Having been sysadmin at this company for a while, building up the central datacenter (to be honest, in todays words, that was what I was doing, but at the time, I had no real clue. I was mosr enthusiastic and ready to take on any task than I was smart or intelligent or knew what I was doing, really). But I wanted to develop myself, and at the previous job I had learnt to code in C (it was a Unix system after all), so I slowly migrated into database development, managing sysadmin duties on the side.

Still, I wasn't truly professional I think. But I was willing to work and I was persistent and just wouldn't let go. I came to the office dressed in a pair of Jeans and a T-Shirt, and wasn't really aware that sometimes it would be a good idea to dress up or something (this was the 1980's still, so that might have been a good idea back then).

As a developer, I realized that the system used a database, and a SQL database! I had no clue whatsoever what this was. But I started writing code creating tables and working my way through this, learning as I went. That you needed something called an "INDEX" became obvious to me after I had shown my latest creating to my colleagues and the things was just soooo slow. In the end, I actually picked up the manual for that "SQL Database", whatever THAT was.

After about a year at this company, they decided to move their operations abroad, and I wanted to stay in Sweden, so I went looking for another job. The company behind the SQL Database I had used was looking for people it seemed, so I applied for a job. What it was like working for a US based software company was something I had no clue about. I got the job and turned up for my duties as a support engineer dressed in Jeans and a T-Shirt, and got to work. What a support engineer was really supposed to be doing wasn't something I really knew, it was more along the lines of people calling me with questions, and I tried to help them, as best as I could.

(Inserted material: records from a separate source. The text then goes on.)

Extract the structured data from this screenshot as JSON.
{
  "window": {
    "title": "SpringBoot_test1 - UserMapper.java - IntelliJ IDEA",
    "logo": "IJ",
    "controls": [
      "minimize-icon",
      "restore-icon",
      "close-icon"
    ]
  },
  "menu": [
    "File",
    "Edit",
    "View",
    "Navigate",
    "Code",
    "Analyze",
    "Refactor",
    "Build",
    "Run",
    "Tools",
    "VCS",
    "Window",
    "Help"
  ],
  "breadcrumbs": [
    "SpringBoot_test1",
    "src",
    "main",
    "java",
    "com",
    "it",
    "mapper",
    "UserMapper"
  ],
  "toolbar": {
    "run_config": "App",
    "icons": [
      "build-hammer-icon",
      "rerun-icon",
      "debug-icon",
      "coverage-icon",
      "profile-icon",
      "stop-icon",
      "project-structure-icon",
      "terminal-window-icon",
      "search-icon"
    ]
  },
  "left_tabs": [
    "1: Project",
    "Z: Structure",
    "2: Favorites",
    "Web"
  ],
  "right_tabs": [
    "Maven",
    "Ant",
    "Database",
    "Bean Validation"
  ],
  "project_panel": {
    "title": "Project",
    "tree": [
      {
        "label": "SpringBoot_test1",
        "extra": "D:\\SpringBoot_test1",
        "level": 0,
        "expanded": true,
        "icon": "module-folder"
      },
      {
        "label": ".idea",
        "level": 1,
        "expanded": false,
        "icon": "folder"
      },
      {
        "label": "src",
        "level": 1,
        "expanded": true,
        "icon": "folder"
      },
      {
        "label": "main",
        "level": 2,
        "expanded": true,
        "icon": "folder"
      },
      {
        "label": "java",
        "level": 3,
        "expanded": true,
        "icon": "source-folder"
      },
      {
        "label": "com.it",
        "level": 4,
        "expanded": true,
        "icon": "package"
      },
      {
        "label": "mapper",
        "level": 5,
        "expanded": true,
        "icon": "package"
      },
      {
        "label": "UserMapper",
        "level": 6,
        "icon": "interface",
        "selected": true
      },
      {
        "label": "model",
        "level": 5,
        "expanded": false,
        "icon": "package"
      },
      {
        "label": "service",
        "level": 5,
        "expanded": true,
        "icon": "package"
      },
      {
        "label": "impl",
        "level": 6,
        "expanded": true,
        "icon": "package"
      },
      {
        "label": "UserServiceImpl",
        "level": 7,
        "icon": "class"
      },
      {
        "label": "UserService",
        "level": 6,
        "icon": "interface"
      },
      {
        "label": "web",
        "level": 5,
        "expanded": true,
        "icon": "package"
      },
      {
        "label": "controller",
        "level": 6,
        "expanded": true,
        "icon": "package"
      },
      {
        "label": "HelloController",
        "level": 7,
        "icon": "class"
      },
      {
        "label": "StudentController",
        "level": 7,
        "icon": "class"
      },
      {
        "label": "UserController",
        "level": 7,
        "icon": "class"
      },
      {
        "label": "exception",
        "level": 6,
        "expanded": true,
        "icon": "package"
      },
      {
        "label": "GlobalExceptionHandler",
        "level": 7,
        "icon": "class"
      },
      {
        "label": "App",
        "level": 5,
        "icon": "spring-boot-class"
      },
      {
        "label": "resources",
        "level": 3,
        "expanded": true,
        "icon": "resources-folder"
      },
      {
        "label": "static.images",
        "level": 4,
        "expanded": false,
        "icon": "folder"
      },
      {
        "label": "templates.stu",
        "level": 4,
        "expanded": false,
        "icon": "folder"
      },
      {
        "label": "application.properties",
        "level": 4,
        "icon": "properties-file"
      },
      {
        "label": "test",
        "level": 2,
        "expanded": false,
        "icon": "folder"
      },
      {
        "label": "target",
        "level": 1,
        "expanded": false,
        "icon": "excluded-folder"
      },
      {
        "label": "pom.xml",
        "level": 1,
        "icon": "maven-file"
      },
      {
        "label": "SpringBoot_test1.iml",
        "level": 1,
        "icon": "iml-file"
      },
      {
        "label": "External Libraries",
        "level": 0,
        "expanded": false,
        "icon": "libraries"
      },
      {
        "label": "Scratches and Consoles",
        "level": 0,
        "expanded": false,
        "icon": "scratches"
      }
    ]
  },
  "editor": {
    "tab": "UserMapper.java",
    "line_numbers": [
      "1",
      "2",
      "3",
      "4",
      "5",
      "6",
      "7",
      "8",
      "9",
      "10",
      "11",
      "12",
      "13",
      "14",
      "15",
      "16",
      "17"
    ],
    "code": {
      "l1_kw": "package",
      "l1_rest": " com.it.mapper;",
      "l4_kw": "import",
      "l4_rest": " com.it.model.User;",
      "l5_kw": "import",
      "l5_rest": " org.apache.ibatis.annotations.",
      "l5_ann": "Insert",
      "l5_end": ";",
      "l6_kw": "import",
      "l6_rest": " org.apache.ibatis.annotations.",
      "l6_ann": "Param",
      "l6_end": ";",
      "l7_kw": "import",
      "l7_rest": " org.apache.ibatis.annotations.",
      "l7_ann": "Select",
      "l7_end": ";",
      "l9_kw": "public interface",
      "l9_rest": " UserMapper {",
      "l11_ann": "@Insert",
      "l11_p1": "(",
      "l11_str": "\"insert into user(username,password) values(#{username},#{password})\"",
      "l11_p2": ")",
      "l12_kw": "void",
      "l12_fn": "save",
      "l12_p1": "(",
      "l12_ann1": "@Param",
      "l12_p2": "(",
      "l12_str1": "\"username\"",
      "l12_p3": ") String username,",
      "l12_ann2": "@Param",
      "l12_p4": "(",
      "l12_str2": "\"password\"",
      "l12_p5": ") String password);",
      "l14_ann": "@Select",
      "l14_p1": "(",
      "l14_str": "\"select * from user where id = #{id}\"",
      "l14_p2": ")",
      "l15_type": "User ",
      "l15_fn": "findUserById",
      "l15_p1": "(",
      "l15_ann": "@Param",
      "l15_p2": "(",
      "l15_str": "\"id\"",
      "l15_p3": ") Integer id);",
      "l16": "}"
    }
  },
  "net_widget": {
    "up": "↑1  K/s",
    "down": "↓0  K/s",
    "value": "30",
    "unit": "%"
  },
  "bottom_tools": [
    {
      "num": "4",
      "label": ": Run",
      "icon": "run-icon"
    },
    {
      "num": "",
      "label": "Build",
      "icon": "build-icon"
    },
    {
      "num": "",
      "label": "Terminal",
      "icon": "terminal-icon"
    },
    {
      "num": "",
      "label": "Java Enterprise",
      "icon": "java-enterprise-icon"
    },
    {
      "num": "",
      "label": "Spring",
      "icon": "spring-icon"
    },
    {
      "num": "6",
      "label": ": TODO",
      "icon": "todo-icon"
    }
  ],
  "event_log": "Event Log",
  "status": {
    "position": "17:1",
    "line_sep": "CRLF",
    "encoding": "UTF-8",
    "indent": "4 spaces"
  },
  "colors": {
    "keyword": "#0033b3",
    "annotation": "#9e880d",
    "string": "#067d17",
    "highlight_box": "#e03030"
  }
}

The company in question was Oracle. And Oracle really did support me, and courage me, to develop myself, to go to training classes (I didn't ask for these, I was just sent away on them), to take on other jobs inside the organization to to develop my technical and business skills.

For all this, I am grateful. Oracle largely shaped me for my future career among database companies, and if that is a good or bad thing is up for you to decide. Now I'm back at Oracle, and I still enjoy it. I am aware that not everyone will agree with me here, but I am glad to be back, after nearly 20 years after I left, and many things with this geart company is still around.

All in all, I'm sure Oracle is a good home for MySQL. You may think differently, but I am honored to work for Oracle, and even more so with MySQL at Oracle. Frankly, I can't see that it can get any better.